“If a political and financial commitment were made on a national level, then the possibility of a purely local production could be created.” (Photo: Yileste)

As part of the “10x6 Creative Industries” organised by the Paperjam Club on Wednesday, September 12, one of the speakers, Stéphanie Comes (Yileste), shares her vision of fashion and creative industries.

Miz Comes, does fashion in Luxembourg benefit from a purely local production?

“Luxembourg currently does not have any local production facility nor presence in the manufacturing of clothing. The production of clothing requires a highly specialised set of skills along with the appropriate machinery, which is commonly found in countries such as Italy and Portugal. There may be many seamstresses in the country who carry out alteration work on clothing, however that is a very different skill set than that required for the construction of a garment. That said, there does seem to be a growing interest amongst younger fellow Luxembourgers, including my generation who are keen to participate in the fashion industry, especially in the creation of clothing. If a political and financial commitment were made on a national level, then the possibility of a purely local production could be created.

Is it easy to develop this sector in Luxembourg?

“Developing this sector would be a challenge. There would be several barriers that need to be overcome such as: high minimum wages; high rents; significantly high level of minimum production level is a few that come to mind. Once a break-even point that would make production profitable is determined, an industry could actually start to take place in Luxembourg. Luxembourg has already managed to successfully create far more complex industries in the communication (RTL and Astra) and banking industry. If the same political and financial will were applied for the fashion industry as is for example is in space mining, then there could be a real chance.

How is the Luxembourg’s creative fashion industry perceived abroad?

“Is there a recognised know-how? The creative fashion industry in Luxembourg is only at an infancy stage. We first have to see how it is perceived internally and most people are very surprised to hear that Yileste is a locally based company that carries out all creation, design and prototyping in Luxembourg. When visiting international trade shows, Luxembourg barely has any presence. I’m one of very few Luxembourgish designers to create an awareness of Luxembourg’s fashion potential. I hope that Luxembourg can play a larger role and earn a respectable reputation similar to that of the local wine industry.”

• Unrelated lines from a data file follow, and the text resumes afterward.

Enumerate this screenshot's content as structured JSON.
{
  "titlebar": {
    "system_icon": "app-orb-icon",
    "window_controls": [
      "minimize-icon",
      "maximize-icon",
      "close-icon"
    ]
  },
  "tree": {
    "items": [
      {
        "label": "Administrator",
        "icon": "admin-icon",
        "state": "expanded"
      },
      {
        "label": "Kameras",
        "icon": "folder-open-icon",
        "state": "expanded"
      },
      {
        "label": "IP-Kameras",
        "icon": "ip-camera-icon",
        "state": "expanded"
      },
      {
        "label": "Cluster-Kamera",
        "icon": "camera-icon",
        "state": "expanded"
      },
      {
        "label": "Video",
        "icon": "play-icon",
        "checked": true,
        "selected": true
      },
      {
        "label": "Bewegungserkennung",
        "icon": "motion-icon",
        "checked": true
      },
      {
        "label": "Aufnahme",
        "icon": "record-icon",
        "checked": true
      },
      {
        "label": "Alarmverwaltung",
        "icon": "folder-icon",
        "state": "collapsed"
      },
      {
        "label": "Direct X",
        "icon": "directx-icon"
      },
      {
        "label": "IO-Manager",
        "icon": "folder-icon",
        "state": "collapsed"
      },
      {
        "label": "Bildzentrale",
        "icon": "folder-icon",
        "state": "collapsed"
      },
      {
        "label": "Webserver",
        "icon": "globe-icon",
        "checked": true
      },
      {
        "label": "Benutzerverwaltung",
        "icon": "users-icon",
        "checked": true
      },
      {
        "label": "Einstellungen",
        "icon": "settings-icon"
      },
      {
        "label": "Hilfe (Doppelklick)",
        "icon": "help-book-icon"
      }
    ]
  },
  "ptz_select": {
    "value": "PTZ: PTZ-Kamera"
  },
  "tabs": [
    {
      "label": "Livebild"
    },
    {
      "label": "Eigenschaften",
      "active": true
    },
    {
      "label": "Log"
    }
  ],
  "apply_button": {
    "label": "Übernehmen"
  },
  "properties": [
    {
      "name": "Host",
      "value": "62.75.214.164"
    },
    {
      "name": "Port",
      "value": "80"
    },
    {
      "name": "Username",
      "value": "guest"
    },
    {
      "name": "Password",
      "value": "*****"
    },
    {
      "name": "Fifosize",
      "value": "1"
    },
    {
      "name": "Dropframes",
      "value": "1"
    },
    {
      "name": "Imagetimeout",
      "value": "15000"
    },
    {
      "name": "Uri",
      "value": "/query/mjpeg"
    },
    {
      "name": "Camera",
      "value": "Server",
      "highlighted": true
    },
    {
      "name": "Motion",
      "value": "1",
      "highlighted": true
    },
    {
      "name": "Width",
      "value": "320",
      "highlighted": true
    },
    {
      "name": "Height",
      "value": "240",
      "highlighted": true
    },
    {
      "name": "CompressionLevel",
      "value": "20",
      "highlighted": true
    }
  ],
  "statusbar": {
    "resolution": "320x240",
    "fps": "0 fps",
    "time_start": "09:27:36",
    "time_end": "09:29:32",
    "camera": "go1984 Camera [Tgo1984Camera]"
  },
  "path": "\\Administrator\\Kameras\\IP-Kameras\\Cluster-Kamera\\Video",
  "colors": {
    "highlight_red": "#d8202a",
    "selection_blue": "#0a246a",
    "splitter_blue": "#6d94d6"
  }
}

You can register for the “10x6 Creative Industries” on http://club.paperjam.lu.